Florida does not require nurses be CPR certified
WFLA | By Mahsa Saeidi | Updated July 6, 2023
TAMPA, Fla. (WFLA) — When a heart stops, there are just moments left to act in order to save a life.
To be a lifeguard, you need to be CPR certified. To get a job as a babysitter, you need to be CPR certified. But to be a nurse in Florida, you don’t need to.
A nursing director in Tampa Bay turned to 8 On Your Side with concerns, saying her colleagues were letting their CPR certifications lapse.
The state had cited the facility where she worked for failing to provide CPR after a patient died.
8 On Your Side learned that Florida does not require nurses to keep this life-saving skill fresh and wanted to know why.
So, who is in charge of making sure nurses keep critical skills up to date? What Investigator Mahsa Saeidi found out may surprise you.
In a hotel conference room in Citrus County, Beth Huntsberry and Mahsa learned how to save a life. Their “patient” was in trouble. Their heart had stopped, and they weren’t breathing or responding.
Both Beth and Mahsa took turns administering CPR. Thirty compressions, followed by two rescue breaths.
Lisa Britt, an instructor with In-Pulse CPR, taught the four-hour course. The CPR certification is valid for two years, then it expires.
“So you have to do it every two years because recommendations change?” asked Saeidi.
“Sometimes they do,” said Britt. “Also, if we don’t use it for a while, then we might forget.”
“You just keep up on this. This is what you do,” said Deborah Nicolo, a registered nurse who most recently worked at a nursing home in Tampa.
The Florida Agency for Healthcare Administration or AHCA regulates nursing homes. 8 On Your Side pulled state inspection reports and found that in May, Nicolo’s facility was cited for four deficiencies.
An AHCA spokesman tells 8 On Your Side that nurses had failed to provide CPR “upon finding a resident unresponsive.”
“I felt, as director of nursing, there was a delay in care,” said Nicolo. “Eighty percent of nurses who work in that building were not certified.”
Nicolo did an audit after the death of a resident. According to an AHCA inspection report, she told inspectors 80% or four out of five nurses had let their CPR certifications lapse.
“The excuses from a lot of the nurses, ‘well nobody reminded us,’” Nicolo recalled. “Nurses in every state are to be CPR certified.”
But is that so?
AHCA told 8 On Your Side nursing homes must have an “adequate number” of nurses “who are properly trained and/or certified.” In other words, AHCA doesn’t require nurses to be CPR certified. Neither does the Florida Department of Health.
A DOH spokesman told 8 On Your Side that “certifications…are determined by the employer.”
So, we turned to the Florida Board of Nursing, which is in charge of setting safe standards and issuing licenses but they don’t require CPR certification either.
Back to Beth Huntsberry.
“I am…I have no words,” she said. “I’m shocked that it’s not required.”
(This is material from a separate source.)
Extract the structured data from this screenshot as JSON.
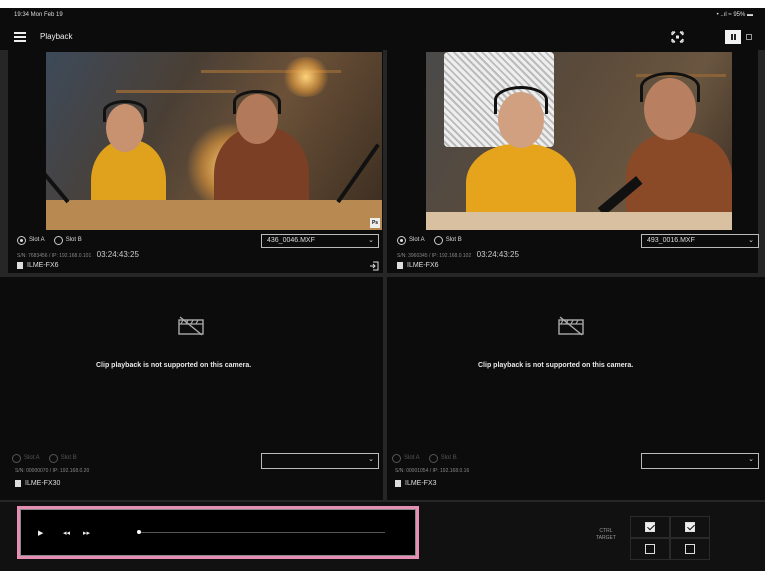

Beth is a yoga teacher who has been getting certified every two years since she was 22 years old.
“Every yoga studio, every school, every high school, every college requires trainers to be certified, in both CPR, AED and first aid,” Beth said.
To be clear, we don’t know if CPR would have saved the life of this patient, but Nicolo says it would’ve given them a shot.
8 On Your Side called the nursing home to talk about this event and the state’s actions. The administrator said she could not comment.
However, in the inspection report, the facility stated that the “alleged deficiencies” did not jeopardize the health or safety of patients.
AHCA has issued a plan of correction.